The "mail art" pieces in this exhibition were begun in 1990 and are the source of much of the imagery that later finds its way into Beattie & Davidson's paintings and larger-scale drawings. The artists began mailing small works-in-progress to each other through the mail as a way of increasing the amount of time they could devote to collaboration. They soon realized, however, that this practical exigency represented a compelling new twist to their collaborative method, engaging as it did not only their own dual contributions but equally the rips, tears, smears, and postmarks accrued during the works' unprotected transit through the postal system.

As Beattie described in a recent interview:
"There's not just the physical component of the visual changes that happen to them as pieces of paper and board and other materials, there's the creative components of the constant surrender and lack of self-consciousness that you have about these things that go through the mail.

"Mail became a way for us to extend the blurring of authorship and the complexity of interactive methods that we have begun to develop in paintings and other conventional drawings. It became a way of extending that out over time and space. There were so many of them, traveling in time and moving out into the world and coming back. Sometimes they seem, by the time they get back to me or to Dan, like demented homing pigeons that fly out there into the world and come back to us somehow changed."3

Despite the occasional darkness and dementia of their imagery, there is an implicit trust in Beattie & Davidson's collaborative work that borders on innocence. Their method has the playful aspect of a children's game-combining, say, a three-legged race, Pin the Tail on the Donkey, and Musical Chairs-in which the artists set off blindly together in search of an image that either of them is allowed to pluck from the flux of their ongoing process and declare "finished." In the mail art works, they have expanded even further the parameters of this game, letting these small pieces loose into the world for a brief time to be transformed, or even destroyed, before returning to be re-worked or judged completed works of art.

Drew Beattie was born in 1952 in Atlanta, Georgia, and Daniel Davidson was born in 1965 in San Francisco. They currently live and work in New York City. This fall they will begin a year-long residency in Italy as recipients of the prestigious 1994 American Academy in Rome Fellowship in the Visual Arts.

Lawrence Rinder

1 Drew Beattie, audiotaped statement, 11 March 1994.
2 Interview with author, 1 July 1994.
3 Drew Beattie and Daniel Davidson, audiotaped statement, 11 March 1994.
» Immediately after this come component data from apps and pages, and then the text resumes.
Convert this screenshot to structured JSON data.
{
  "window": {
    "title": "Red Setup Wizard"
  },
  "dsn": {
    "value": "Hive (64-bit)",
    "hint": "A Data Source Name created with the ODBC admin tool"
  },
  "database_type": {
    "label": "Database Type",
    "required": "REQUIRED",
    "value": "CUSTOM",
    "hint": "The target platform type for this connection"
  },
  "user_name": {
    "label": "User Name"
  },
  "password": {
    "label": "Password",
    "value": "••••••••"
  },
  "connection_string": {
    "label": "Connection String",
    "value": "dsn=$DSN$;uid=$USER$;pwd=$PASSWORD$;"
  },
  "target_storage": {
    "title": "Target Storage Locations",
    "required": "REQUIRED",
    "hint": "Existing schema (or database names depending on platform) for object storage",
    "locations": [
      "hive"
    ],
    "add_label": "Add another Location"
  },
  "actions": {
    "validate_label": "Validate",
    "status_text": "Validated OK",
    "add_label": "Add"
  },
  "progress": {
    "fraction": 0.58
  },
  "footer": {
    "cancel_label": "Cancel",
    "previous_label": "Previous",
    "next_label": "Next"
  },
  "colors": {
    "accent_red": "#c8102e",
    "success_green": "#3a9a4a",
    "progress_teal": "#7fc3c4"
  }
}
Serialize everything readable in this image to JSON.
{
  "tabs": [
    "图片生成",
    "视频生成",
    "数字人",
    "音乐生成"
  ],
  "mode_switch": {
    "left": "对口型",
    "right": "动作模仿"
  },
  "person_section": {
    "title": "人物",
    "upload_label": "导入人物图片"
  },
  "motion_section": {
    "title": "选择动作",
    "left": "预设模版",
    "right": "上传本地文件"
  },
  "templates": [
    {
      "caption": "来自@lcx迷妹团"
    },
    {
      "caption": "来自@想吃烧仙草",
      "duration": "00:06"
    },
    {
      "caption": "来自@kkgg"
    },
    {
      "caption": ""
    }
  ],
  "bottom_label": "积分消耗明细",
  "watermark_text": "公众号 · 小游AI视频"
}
MATRIX is supported in part by Mrs. Paul L. Wattis, the National Endowment for the Arts, the California Arts Council, the UAM Council MATRIX Endowment, Stanley M. Smith, Byron Meyer, and an anonymous donor.